REQUIREMENT:
Lines containing the word "재시작이" are to be copied from the data below.

[Items from an interface collection]
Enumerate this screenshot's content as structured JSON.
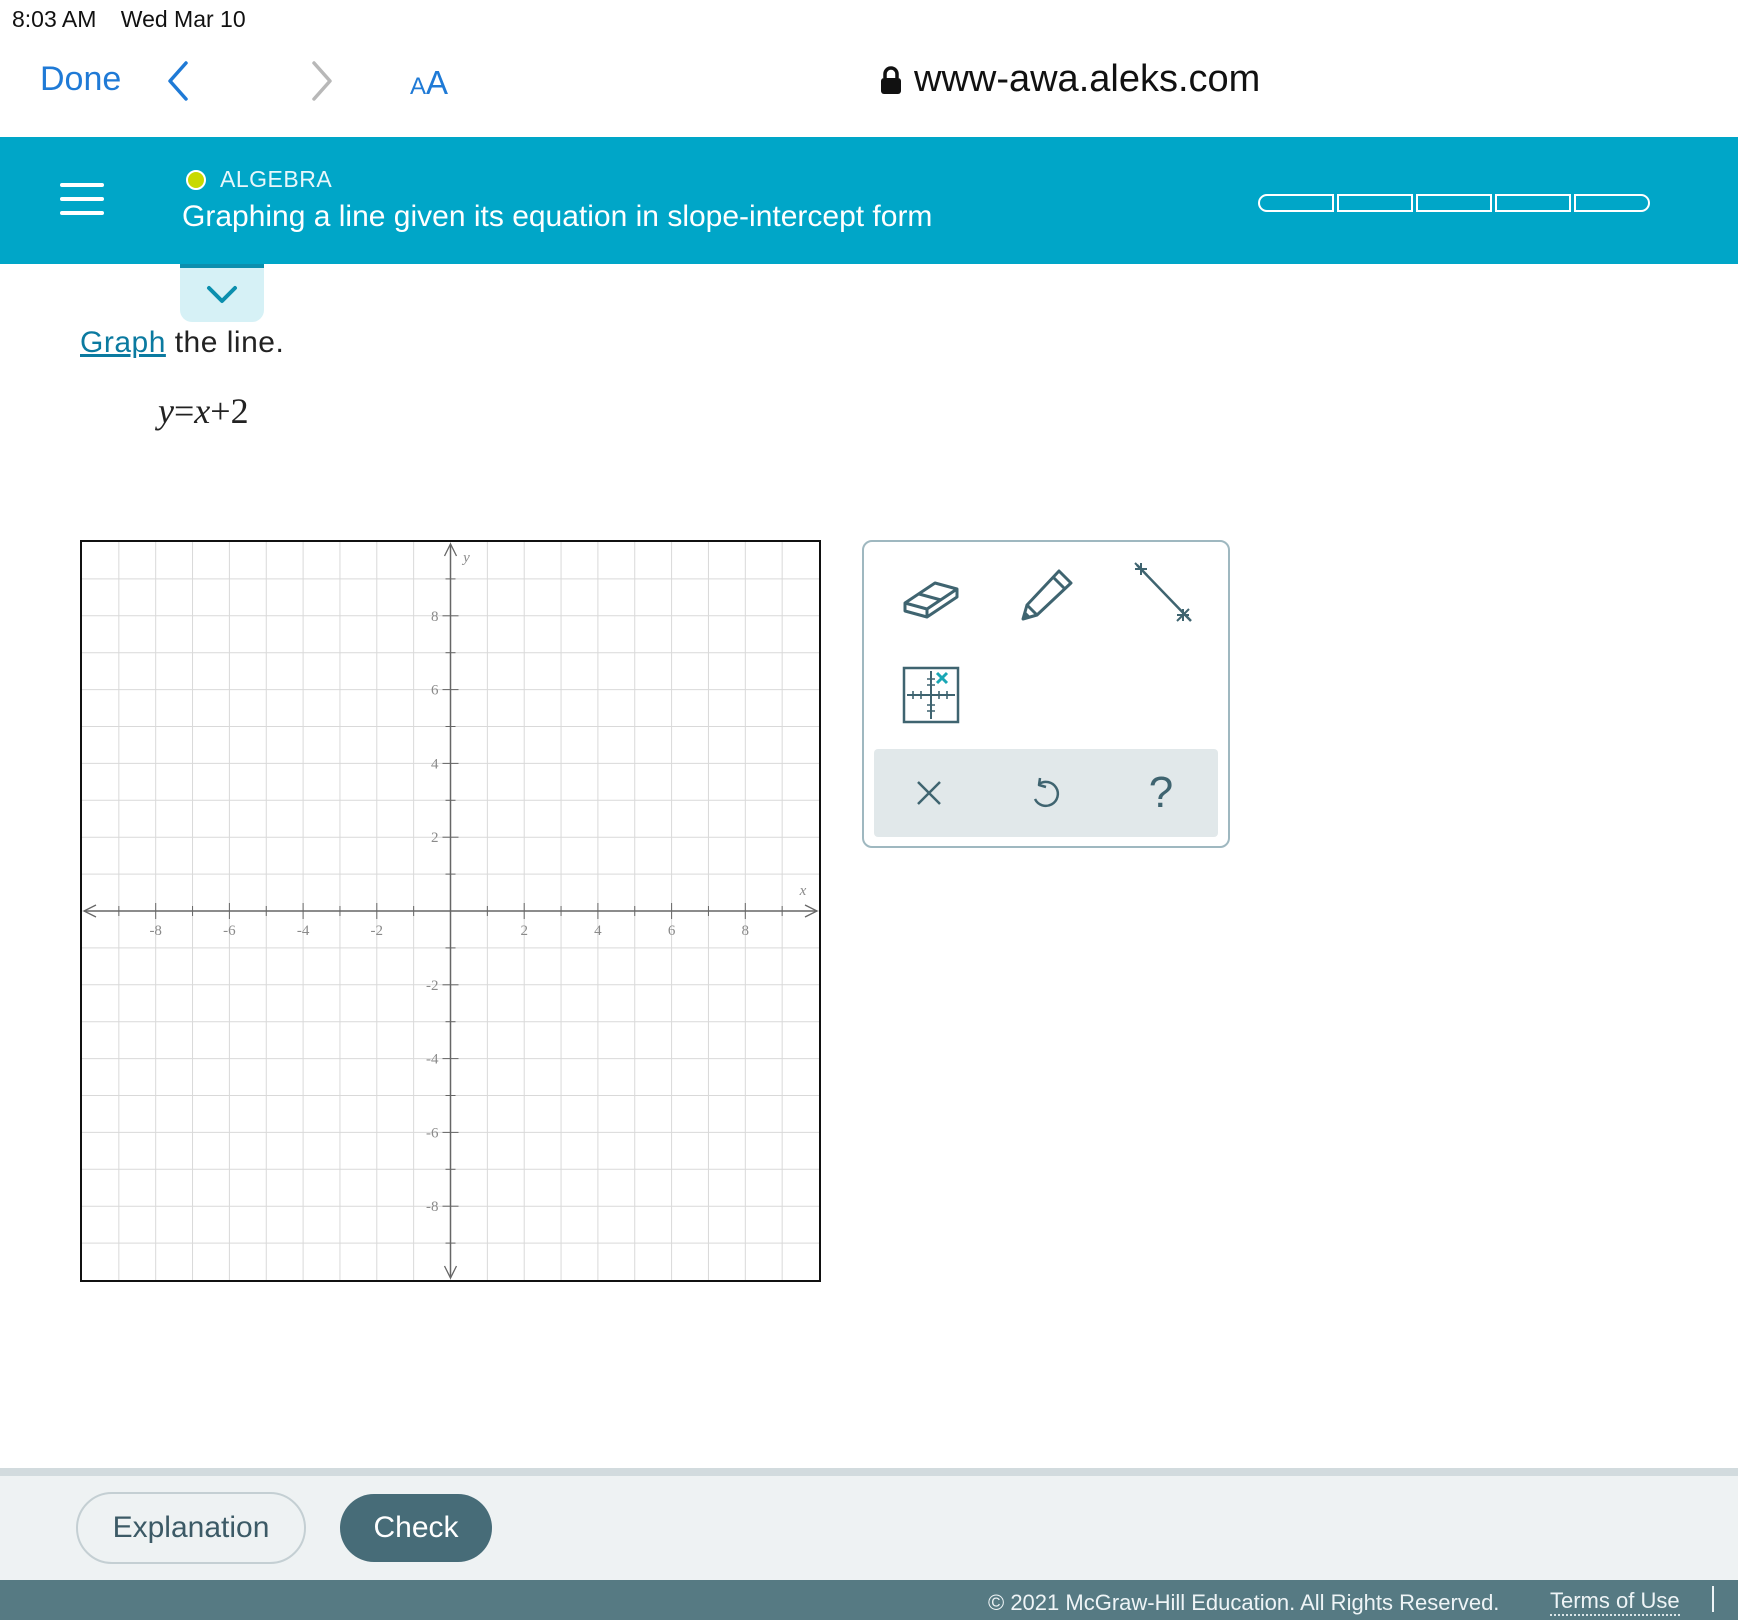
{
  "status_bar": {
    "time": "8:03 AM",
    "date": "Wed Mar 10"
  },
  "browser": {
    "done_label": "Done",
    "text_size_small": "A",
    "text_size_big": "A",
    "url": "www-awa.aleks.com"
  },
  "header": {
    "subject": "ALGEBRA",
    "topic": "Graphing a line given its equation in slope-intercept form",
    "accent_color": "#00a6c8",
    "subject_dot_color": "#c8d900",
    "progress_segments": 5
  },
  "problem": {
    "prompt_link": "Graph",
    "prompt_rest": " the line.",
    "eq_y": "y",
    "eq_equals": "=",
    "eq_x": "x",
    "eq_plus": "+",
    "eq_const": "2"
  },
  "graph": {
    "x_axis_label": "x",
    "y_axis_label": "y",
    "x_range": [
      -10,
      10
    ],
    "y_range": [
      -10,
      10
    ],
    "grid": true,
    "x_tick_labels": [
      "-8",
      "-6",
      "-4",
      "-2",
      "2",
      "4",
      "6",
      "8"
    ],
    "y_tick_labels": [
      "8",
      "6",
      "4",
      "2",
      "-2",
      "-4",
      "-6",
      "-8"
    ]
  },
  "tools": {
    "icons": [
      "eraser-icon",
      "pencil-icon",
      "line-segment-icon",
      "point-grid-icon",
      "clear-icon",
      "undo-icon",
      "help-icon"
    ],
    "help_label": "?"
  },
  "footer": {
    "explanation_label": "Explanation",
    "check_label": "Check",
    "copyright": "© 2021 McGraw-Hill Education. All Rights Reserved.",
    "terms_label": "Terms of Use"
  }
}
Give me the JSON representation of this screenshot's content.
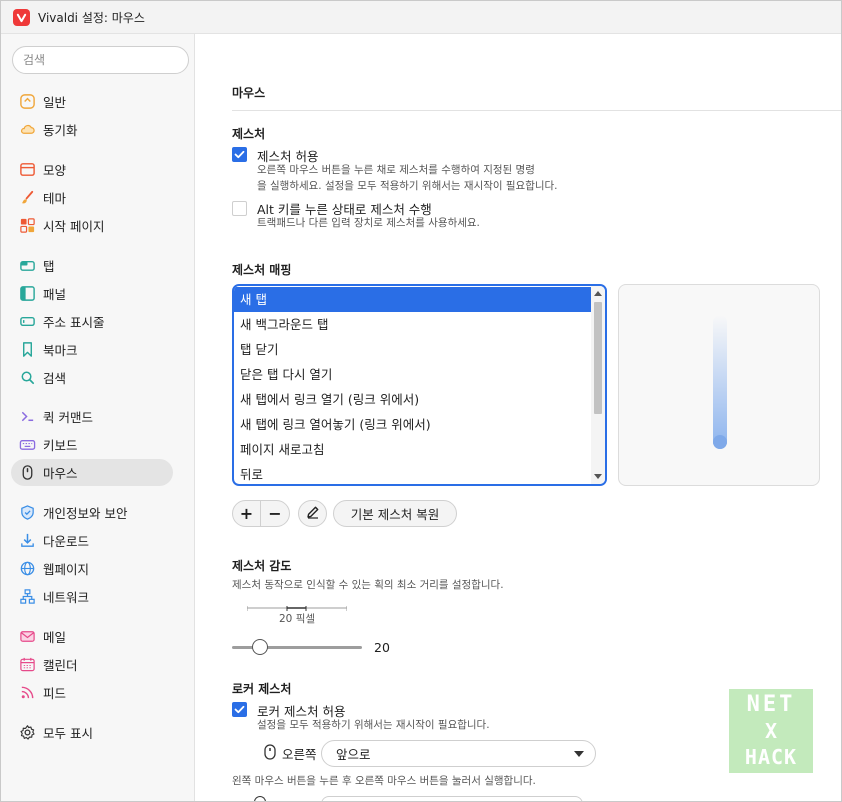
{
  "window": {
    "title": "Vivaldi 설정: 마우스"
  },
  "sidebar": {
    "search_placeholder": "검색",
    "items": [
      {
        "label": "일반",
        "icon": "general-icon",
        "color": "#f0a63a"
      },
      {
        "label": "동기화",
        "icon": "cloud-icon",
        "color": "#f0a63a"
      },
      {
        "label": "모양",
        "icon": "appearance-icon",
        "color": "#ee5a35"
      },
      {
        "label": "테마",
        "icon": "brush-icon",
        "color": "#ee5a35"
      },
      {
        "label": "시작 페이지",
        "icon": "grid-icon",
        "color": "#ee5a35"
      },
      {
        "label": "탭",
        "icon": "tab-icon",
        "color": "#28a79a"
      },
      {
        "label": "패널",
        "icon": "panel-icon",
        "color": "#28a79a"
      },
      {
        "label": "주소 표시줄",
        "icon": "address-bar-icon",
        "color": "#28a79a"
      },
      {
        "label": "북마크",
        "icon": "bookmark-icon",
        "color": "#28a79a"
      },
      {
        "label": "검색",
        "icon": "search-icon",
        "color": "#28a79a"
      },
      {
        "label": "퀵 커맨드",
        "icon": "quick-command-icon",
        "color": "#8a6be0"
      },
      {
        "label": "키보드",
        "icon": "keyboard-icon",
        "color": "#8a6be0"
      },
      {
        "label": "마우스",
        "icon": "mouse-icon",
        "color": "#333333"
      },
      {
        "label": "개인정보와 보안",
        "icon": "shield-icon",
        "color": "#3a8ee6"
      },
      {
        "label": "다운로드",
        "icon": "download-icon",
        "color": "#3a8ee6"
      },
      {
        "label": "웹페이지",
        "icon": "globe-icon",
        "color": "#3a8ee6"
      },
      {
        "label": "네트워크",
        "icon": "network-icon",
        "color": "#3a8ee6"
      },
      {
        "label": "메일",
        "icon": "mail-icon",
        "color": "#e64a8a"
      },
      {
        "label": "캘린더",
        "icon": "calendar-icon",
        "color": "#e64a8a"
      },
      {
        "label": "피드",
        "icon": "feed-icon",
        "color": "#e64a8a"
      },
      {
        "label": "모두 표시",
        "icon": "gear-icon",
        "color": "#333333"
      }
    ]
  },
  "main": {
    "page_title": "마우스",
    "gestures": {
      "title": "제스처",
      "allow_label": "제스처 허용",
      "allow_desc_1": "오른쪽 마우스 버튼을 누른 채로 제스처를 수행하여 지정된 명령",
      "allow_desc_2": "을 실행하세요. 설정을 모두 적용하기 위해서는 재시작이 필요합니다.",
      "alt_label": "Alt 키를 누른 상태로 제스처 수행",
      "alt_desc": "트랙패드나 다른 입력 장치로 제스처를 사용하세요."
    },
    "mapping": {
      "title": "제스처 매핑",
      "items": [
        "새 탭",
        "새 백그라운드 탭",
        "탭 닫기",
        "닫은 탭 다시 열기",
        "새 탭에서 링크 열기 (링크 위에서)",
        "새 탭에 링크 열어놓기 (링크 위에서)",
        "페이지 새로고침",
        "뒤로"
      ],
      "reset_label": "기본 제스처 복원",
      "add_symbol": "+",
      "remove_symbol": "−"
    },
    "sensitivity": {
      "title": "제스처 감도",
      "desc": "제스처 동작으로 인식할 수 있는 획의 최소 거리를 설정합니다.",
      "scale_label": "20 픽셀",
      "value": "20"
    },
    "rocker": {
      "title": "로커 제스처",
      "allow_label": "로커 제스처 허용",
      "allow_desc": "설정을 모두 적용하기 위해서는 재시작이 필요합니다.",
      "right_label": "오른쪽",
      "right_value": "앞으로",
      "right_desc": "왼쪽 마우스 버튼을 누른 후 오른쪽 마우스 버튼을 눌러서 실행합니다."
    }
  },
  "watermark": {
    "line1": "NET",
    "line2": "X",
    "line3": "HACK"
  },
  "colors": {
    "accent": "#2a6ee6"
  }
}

FINISHED TASK:
      "allow_desc_2": "을 실행하세요. 설정을 모두 적용하기 위해서는 재시작이 필요합니다.",
      "allow_desc": "설정을 모두 적용하기 위해서는 재시작이 필요합니다.",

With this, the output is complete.